After just six months on the job, Apple’s first vice president of diversity and inclusion is stepping down. Personnel changes at high level companies are not unusual. Just like Apple forces out the old iOS each year in order to make customers “upgrade” to a buggier, slower version, this is the human equivalent.
But what makes Smith’s departure noteworthy is that she is seemingly being pushed out for her comments at a conference where she claimed that employees can be diverse in ways other than race:
When asked whether she would be focusing on any group of people, such as black women, in her efforts to create a more inclusive and diverse Apple, Young Smith says, “I focus on everyone.” She added: “Diversity is the human experience. I get a little bit frustrated when diversity or the term diversity is tagged to the people of color, or the women, or the LGBT.” Her answer was met with a round of applause at the session.
“There can be 12 white, blue-eyed blonde men in a room and they’re going to be diverse too.” Young Smith went on to add that “there can be 12 white, blue-eyed, blonde men in a room and they’re going to be diverse too because they’re going to bring a different life experience and life perspective to the conversation.”
These benign and even thoughtful statements inexplicably became controversial, and Smith, a black woman herself, was forced to apologize for saying that diversity meant something other than just walking around with color samples and making sure that the company has an employee for every swatch other than alabaster. At this rate, it would make more sense for Apple to hire a paint mixer at Sherwin Williams as its diversity officer just to make sure they’ve acquired every shade of non-white people.
The fact that Smith was forced to apologize for saying that there is more to diversity than skin tone highlights how superficial the left has become in their quest to appear the most “woke.” At this point, liberals are not trying to hire minorities in order to increase productivity or promote fairness, they are turning workplace inclusion into a perverse version of Pokemon Go, where white executives try to collect more brown coworkers than their competitors.

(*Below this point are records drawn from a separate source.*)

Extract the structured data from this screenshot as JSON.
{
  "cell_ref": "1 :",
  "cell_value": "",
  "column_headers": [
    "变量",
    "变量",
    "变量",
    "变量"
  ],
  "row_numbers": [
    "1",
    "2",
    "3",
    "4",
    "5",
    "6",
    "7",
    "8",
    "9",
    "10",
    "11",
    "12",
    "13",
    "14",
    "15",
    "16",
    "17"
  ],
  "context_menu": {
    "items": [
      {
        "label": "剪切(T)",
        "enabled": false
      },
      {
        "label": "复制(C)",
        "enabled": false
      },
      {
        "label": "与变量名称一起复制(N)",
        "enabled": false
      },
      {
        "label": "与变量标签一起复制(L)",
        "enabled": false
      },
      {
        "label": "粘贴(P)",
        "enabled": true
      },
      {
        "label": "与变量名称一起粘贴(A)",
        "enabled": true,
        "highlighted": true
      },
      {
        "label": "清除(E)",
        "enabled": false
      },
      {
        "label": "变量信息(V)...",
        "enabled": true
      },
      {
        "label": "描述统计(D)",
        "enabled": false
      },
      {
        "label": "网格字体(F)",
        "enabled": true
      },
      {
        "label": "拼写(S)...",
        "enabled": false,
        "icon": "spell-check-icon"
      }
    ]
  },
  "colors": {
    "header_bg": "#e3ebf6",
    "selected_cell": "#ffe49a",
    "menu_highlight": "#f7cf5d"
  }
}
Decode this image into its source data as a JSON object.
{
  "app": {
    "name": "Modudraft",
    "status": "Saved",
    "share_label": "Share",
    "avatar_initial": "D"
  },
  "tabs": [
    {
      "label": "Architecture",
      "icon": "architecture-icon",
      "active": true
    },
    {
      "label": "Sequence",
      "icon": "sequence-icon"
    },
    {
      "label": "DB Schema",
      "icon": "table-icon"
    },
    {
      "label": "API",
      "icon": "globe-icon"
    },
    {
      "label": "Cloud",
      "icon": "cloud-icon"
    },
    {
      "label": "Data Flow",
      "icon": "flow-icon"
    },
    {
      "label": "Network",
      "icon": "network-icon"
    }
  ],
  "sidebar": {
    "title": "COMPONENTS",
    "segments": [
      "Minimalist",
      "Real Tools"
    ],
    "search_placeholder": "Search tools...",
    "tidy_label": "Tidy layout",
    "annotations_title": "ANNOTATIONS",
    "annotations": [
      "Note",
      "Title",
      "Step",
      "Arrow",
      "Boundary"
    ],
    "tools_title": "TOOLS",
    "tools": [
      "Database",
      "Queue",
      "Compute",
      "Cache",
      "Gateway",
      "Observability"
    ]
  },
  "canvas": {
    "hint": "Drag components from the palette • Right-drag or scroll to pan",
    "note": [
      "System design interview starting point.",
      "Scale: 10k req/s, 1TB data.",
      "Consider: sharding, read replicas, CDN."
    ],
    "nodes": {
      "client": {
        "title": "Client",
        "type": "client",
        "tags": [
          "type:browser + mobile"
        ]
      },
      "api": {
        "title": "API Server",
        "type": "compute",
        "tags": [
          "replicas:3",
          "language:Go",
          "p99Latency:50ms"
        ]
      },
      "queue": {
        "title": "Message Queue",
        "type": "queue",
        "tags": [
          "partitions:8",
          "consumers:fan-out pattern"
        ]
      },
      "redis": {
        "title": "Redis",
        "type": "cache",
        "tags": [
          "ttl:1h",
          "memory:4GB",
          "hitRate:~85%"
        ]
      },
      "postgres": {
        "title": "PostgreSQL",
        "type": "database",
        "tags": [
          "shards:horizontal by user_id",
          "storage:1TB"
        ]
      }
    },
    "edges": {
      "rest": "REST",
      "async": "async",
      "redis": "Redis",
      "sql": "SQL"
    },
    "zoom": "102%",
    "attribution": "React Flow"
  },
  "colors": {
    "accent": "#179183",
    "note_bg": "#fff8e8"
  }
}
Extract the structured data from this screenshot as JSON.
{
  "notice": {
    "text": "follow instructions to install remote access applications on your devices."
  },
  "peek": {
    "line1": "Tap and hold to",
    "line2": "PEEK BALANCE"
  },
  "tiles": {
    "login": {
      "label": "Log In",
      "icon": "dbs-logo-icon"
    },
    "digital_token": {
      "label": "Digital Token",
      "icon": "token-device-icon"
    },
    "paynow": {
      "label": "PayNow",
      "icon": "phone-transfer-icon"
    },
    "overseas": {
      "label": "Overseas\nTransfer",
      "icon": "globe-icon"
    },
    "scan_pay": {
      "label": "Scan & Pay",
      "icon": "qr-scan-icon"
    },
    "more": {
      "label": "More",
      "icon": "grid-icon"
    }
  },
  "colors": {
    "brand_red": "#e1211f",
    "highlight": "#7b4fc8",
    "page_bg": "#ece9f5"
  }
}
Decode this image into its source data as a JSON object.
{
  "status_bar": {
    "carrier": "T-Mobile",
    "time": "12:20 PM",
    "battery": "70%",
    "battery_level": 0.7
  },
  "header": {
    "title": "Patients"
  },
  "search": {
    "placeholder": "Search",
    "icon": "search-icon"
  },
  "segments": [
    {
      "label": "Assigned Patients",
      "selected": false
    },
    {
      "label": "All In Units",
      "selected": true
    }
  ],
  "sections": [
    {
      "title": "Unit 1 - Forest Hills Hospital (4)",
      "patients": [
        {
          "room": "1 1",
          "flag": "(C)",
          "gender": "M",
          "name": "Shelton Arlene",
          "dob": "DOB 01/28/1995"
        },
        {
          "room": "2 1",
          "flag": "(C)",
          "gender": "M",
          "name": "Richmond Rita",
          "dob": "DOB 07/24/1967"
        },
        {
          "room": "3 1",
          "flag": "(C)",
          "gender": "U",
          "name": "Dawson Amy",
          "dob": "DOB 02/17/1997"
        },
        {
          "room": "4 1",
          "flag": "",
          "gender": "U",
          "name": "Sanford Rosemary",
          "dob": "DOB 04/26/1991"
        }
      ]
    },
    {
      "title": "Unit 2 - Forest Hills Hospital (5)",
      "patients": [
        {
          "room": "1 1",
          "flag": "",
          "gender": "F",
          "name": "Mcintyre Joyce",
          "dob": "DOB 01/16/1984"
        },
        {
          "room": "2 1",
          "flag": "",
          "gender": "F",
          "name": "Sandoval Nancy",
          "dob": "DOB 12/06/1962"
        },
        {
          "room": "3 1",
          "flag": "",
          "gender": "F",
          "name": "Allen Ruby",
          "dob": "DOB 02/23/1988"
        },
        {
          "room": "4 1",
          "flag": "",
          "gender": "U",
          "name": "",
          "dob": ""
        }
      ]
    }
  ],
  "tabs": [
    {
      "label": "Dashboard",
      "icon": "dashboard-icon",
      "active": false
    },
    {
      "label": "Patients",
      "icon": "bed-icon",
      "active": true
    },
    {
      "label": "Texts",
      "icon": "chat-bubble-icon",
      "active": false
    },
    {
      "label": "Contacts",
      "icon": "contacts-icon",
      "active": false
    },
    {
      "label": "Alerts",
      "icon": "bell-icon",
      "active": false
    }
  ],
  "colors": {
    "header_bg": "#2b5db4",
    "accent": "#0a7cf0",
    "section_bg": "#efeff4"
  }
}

But the most surprising thing about the controversy is not that Apple disagreed with Smith’s statements, it is that they did so openly. Even if the underlying goal of Apple’s diversity initiative is for affirmative action rather than seeking out diverse viewpoints, one would think that it is still in Apple’s best interest to at least couch its initiative as if anyone can be viewed as diverse. There’s a reason that Smith’s statements were met with applause – people generally like it when their company’s “inclusion” program “includes” them. It is bad business to announce to your current employees, who are overwhelmingly white and Asian males, that the profits from their labor are going to be spent on recruiting and promoting people other than them (solely for the purpose of having people who are not white or Asian men).
It’s reminiscent of Hillary’s campaign. Whereas Barack Obama created a sense that the Democratic Party was welcoming to minorities, the Hillary campaign seemingly had a strong preference for anyone other than white men. Supporters of Bernie Sanders and his populist policies were derided as “Bernie bros.” Trump leaners were called deplorable, racist, sexist, and irredeemable. Is it any wonder white men voted for Trump at a margin of 2 to 1?
Smith’s comments proved controversial because they challenged the left’s views on diversity. White privilege gained in popularity because it allowed rich white liberals to extend an olive branch to their rich minority friends and act as if white kids in Arkansas, whose moms work at Wendy’s, were oppressing the offspring of Persian oil tycoons living in Beverly Hills. Our elite institutions pretend to be diverse by enrolling the white, black, Hispanic, and Asian children of lawyers and doctors (though now even these careers cannot afford tuition). Who do you think is really the underrepresented minority at Princeton? Walmart is the nation’s largest employee, but it’s hard to imagine the school could field a squash team of students whose parents worked a check-out counter.
There are a lot of different ways to view diversity, but apparently there is only one right way at Apple. Upon Smith’s departure, Apple hired a replacement for the newly created position. But now that it is explicitly known that diversity cannot mean a diversity of ideas, the title needs to be replaced as well. No longer will there be a “VP of diversity and inclusion,” instead there should be a “VP of getting rid of white and Asian men to the extent at all possible.”